> [What the task asks] When you return the data, keep every line exactly as it is and leave out the pictures.

++++ Excerpted records

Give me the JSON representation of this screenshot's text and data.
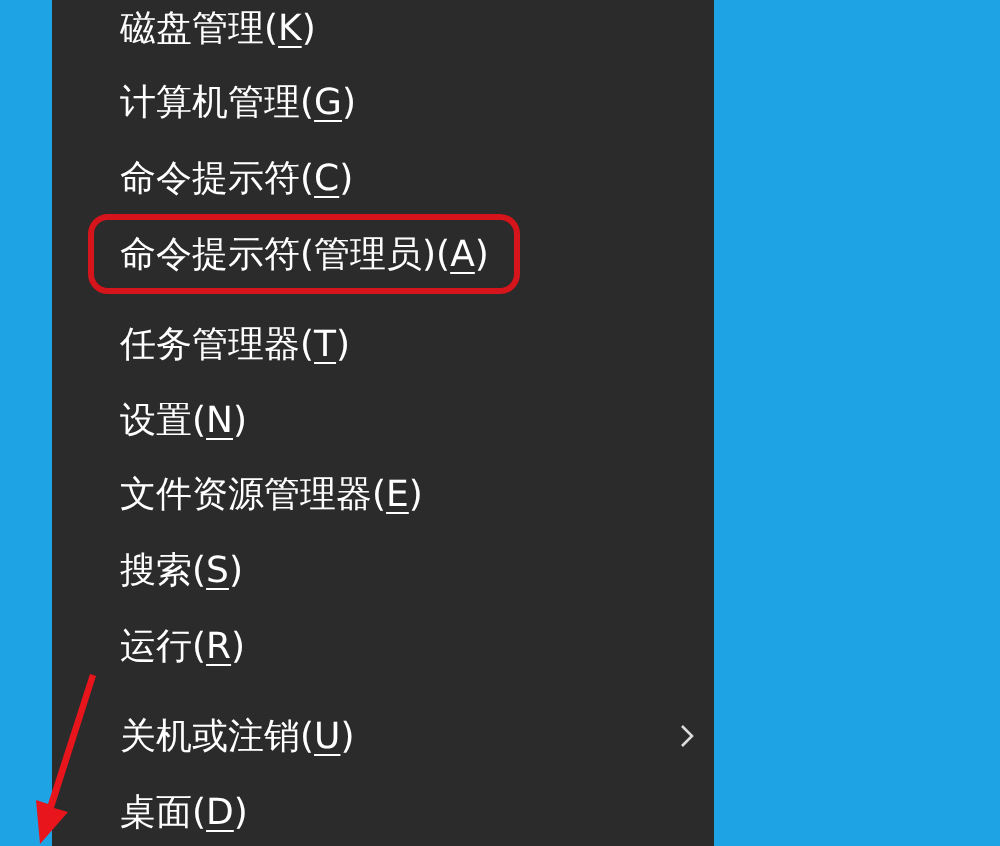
{
  "menu": {
    "sections": [
      {
        "items": [
          {
            "prefix": "磁盘管理(",
            "key": "K",
            "suffix": ")",
            "highlighted": false,
            "submenu": false
          },
          {
            "prefix": "计算机管理(",
            "key": "G",
            "suffix": ")",
            "highlighted": false,
            "submenu": false
          },
          {
            "prefix": "命令提示符(",
            "key": "C",
            "suffix": ")",
            "highlighted": false,
            "submenu": false
          },
          {
            "prefix": "命令提示符(管理员)(",
            "key": "A",
            "suffix": ")",
            "highlighted": true,
            "submenu": false
          }
        ]
      },
      {
        "items": [
          {
            "prefix": "任务管理器(",
            "key": "T",
            "suffix": ")",
            "highlighted": false,
            "submenu": false
          },
          {
            "prefix": "设置(",
            "key": "N",
            "suffix": ")",
            "highlighted": false,
            "submenu": false
          },
          {
            "prefix": "文件资源管理器(",
            "key": "E",
            "suffix": ")",
            "highlighted": false,
            "submenu": false
          },
          {
            "prefix": "搜索(",
            "key": "S",
            "suffix": ")",
            "highlighted": false,
            "submenu": false
          },
          {
            "prefix": "运行(",
            "key": "R",
            "suffix": ")",
            "highlighted": false,
            "submenu": false
          }
        ]
      },
      {
        "items": [
          {
            "prefix": "关机或注销(",
            "key": "U",
            "suffix": ")",
            "highlighted": false,
            "submenu": true
          },
          {
            "prefix": "桌面(",
            "key": "D",
            "suffix": ")",
            "highlighted": false,
            "submenu": false
          }
        ]
      }
    ]
  }
}
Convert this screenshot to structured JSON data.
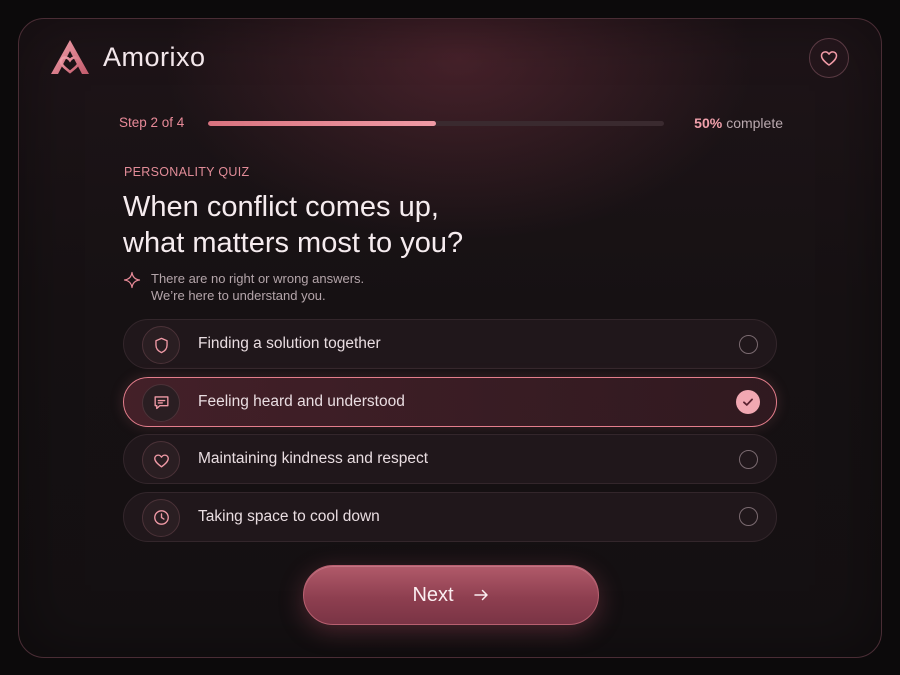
{
  "brand": {
    "name": "Amorixo"
  },
  "progress": {
    "step_label": "Step 2 of 4",
    "percent_value": "50%",
    "percent_suffix": "complete",
    "fraction": 0.5
  },
  "quiz": {
    "eyebrow": "PERSONALITY QUIZ",
    "title_line1": "When conflict comes up,",
    "title_line2": "what matters most to you?",
    "hint_line1": "There are no right or wrong answers.",
    "hint_line2": "We’re here to understand you."
  },
  "options": [
    {
      "label": "Finding a solution together",
      "icon": "shield-icon",
      "selected": false
    },
    {
      "label": "Feeling heard and understood",
      "icon": "chat-icon",
      "selected": true
    },
    {
      "label": "Maintaining kindness and respect",
      "icon": "heart-icon",
      "selected": false
    },
    {
      "label": "Taking space to cool down",
      "icon": "clock-icon",
      "selected": false
    }
  ],
  "actions": {
    "next_label": "Next"
  },
  "colors": {
    "accent": "#e88a98",
    "background": "#141012",
    "button": "#9a4656"
  }
}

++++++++

> [Exercise response]
Give me the JSON representation of this screenshot's text and data.
{
  "menu": {
    "sections": [
      {
        "items": [
          {
            "prefix": "磁盘管理(",
            "key": "K",
            "suffix": ")",
            "highlighted": false,
            "submenu": false
          },
          {
            "prefix": "计算机管理(",
            "key": "G",
            "suffix": ")",
            "highlighted": false,
            "submenu": false
          },
          {
            "prefix": "命令提示符(",
            "key": "C",
            "suffix": ")",
            "highlighted": false,
            "submenu": false
          },
          {
            "prefix": "命令提示符(管理员)(",
            "key": "A",
            "suffix": ")",
            "highlighted": true,
            "submenu": false
          }
        ]
      },
      {
        "items": [
          {
            "prefix": "任务管理器(",
            "key": "T",
            "suffix": ")",
            "highlighted": false,
            "submenu": false
          },
          {
            "prefix": "设置(",
            "key": "N",
            "suffix": ")",
            "highlighted": false,
            "submenu": false
          },
          {
            "prefix": "文件资源管理器(",
            "key": "E",
            "suffix": ")",
            "highlighted": false,
            "submenu": false
          },
          {
            "prefix": "搜索(",
            "key": "S",
            "suffix": ")",
            "highlighted": false,
            "submenu": false
          },
          {
            "prefix": "运行(",
            "key": "R",
            "suffix": ")",
            "highlighted": false,
            "submenu": false
          }
        ]
      },
      {
        "items": [
          {
            "prefix": "关机或注销(",
            "key": "U",
            "suffix": ")",
            "highlighted": false,
            "submenu": true
          },
          {
            "prefix": "桌面(",
            "key": "D",
            "suffix": ")",
            "highlighted": false,
            "submenu": false
          }
        ]
      }
    ]
  }
}
Convert this screenshot to structured JSON data.
{
  "brand": {
    "name": "Amorixo"
  },
  "progress": {
    "step_label": "Step 2 of 4",
    "percent_value": "50%",
    "percent_suffix": "complete",
    "fraction": 0.5
  },
  "quiz": {
    "eyebrow": "PERSONALITY QUIZ",
    "title_line1": "When conflict comes up,",
    "title_line2": "what matters most to you?",
    "hint_line1": "There are no right or wrong answers.",
    "hint_line2": "We’re here to understand you."
  },
  "options": [
    {
      "label": "Finding a solution together",
      "icon": "shield-icon",
      "selected": false
    },
    {
      "label": "Feeling heard and understood",
      "icon": "chat-icon",
      "selected": true
    },
    {
      "label": "Maintaining kindness and respect",
      "icon": "heart-icon",
      "selected": false
    },
    {
      "label": "Taking space to cool down",
      "icon": "clock-icon",
      "selected": false
    }
  ],
  "actions": {
    "next_label": "Next"
  },
  "colors": {
    "accent": "#e88a98",
    "background": "#141012",
    "button": "#9a4656"
  }
}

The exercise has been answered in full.